Was that dage worth the underage? Police and students weigh in
BY Staff Reporter
An underage drinking citation can be costly, time consuming and permanent. Cassie, a university student who requests her last name not be used, was held by the Newark Police Department (NPD) for underage drinking in a backyard with hundreds of other students for hours in 2016.
“People were calling their moms and dads who were cops and lawyers asking should we run, should we take the breathalyzer, do we refuse?” Cassie said. “Me and my friends just kind of hid in the corner and tried to sober up for two and a half hours, it took that long.”
According to students who attended the party, NPD had the small brick house on East Park Place completely surrounded, giving the partygoers no way to escape. Police had a long line of about 200 students to breathalyze. They set up tables, computers and port-a-potties.
“Honestly the process is all about money,” Cassie said. “It was $200 at first — $100 in fines and $100 in fees — then it was like $75 to get fingerprints, then at a later date it was $100 to get it off my record.”
According to NPD lieutenant Andrew Rubin, the money collected from underage drinking fines goes to a variety of needs for the police department and Delaware state systems.
“The fines assessed go into the City of Newark General Fund,” Rubin said “The ‘fees’ are generally state-mandated fees that go to various state services such as victim assistance, videophone system, DELJIS [Delaware Criminal Justice Information System] system, etc. We do not charge to fingerprint and I assume the $75 fee you refer to has to do with expungement. Expungement is not handled through the arresting police agency and is a court issue. You would have to ask the courts about their fees.”
The single largest day-drinking bust in Newark occurred in 2016, when 174 people were given citations for underage drinking at a party.
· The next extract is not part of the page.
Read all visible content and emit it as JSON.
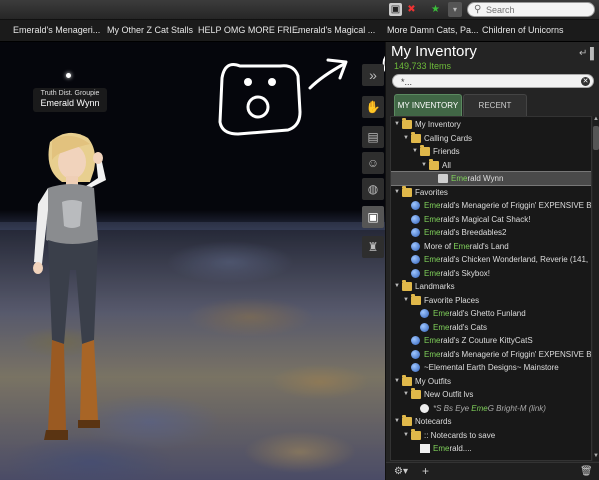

Rubin claims the number of underages thoughout the years stayed relatively consistent.
“In 2018, the Newark Police made 286 arrests for underage possession/consumption of alcohol, unlawful entry into a liquor store, possession of fraudulent identification and possession of an open container of alcohol while under 21 years of age,” Rubin said. “From 2014-2017, there were an average of 278 arrests per year.”
Rubin assures that the NPD does not use arrests as a “scare tactic.” Rather, they are simply responding to calls to combat crime.
“I was so drunk and so terrified,” Josh, a member of a fraternity who requests his last name not be used, said. “I was a freshman at the time and thought my life was over, when my college experience had just begun.”
With warm weather approaching, outdoor party season will likely be back into full swing. Students are wondering if another big bust is heading their way.
“Underage drinking has been a problem and will likely continue to be a problem,” Rubin said. We continue to combat the problem with the resources available.”
In fall of 2018, just months after the university had been named the No. 1 party school by The Princeton Review, a similar bust happened at an off-campus party. According to the NPD, about 100 citations were given, but the operation was not pre-planned, as the bust in 2016 was.
“They had to have planned it way in advance,” said Danielle, a junior, who requests her last name not be used. “There was a helicopter circling looking for the biggest party to bust, it wasn’t just NPD there, it was UDPD and Delaware police officers too.”
According to The Princeton Review, party school rankings are based off “student ratings concerning the use of alcohol and drugs at their school, the number of hours they study each day outside of class time, and the popularity of fraternities and sororities at their school.”
“Handing out so many underages just makes this school look worse,” Jacob, a junior, who also requests his last name not be used, said. “When I go and visit other schools, police officers just patrol to make sure everyone is safe and having fun. Instead, here, the cops just wanna bust as many parties as they can, to write as many tickets as they can, to make as much money as possible.”
The NPD suggests that these arrests are made to ensure the safety of students and residents in Newark. Alcohol is consistently a factor in Newark crime.
“Whether a crime is committed while someone is under the influence of alcohol or someone under the influence of alcohol is a victim of a crime, alcohol is an underlying factor in many crimes in Newark,” Rubin said.